California Watch is inviting the public to share its thoughts, insights and experiences about the troubled Sonoma Developmental Center, the state’s largest board-and-care facility for the severely disabled.
Few people in California are more vulnerable than the patients at the Sonoma center. The people who live there suffer from cerebral palsy, severe autism, and other mental, intellectual and physical disabilities. Many have no family to take care of them.
For more than a year, California Watch reporter Ryan Gabrielson has been investigating the Sonoma facility. The stories have revealed widespread problems with the center’s treatment of patients by staff members and a little-known state police force charged with investigating crimes at the facility. Patients at one unit in Sonoma suffered clear evidence of sexual assault, but their cases were never properly investigated.
Now, the Sonoma facility is facing severe sanctions and possible closure of its largest housing units. The center employs more than 1,000 people from the region.
What does this new development mean for the city of Sonoma, the developmental center and its patients, and the people who live in surrounding communities?

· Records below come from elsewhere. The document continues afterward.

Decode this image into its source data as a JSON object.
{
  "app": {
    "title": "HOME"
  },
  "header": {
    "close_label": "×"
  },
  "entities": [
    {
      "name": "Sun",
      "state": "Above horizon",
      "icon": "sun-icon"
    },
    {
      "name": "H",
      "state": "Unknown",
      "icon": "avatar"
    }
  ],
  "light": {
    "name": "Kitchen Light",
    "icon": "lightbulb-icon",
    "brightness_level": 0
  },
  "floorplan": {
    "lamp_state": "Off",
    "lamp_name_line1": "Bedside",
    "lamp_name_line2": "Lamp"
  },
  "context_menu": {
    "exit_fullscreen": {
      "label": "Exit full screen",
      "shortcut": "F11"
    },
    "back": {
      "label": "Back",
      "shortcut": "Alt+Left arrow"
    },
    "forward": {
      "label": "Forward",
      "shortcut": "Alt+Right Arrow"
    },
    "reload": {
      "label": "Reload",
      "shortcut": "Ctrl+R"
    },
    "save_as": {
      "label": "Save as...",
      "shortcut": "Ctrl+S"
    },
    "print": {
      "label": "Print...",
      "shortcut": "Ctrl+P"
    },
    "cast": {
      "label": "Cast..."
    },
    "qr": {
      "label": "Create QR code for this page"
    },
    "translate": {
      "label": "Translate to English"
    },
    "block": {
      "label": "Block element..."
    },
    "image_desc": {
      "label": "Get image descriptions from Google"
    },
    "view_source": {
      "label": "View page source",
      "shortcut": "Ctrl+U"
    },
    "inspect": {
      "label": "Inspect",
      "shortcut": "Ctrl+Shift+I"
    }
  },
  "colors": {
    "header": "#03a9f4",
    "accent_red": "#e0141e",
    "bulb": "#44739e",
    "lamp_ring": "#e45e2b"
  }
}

We invite you to a forum that will feature a panel discussion with community members and experts. The panel will be moderated by Phil Bronstein, the executive chairman of the Center for Investigative Reporting, the parent organization of California Watch. Gabrielson will also outline his stories and answer questions.
When: Jan. 30
Time: 6-8 p.m.
Where: Ramekins: 450 W. Spain St., Sonoma
*This event is free, but space is limited and registration is required. It is part of California Watch's Future State – a series of public events that aims to drive solutions-oriented dialogue based on fact and data on issues facing California's future.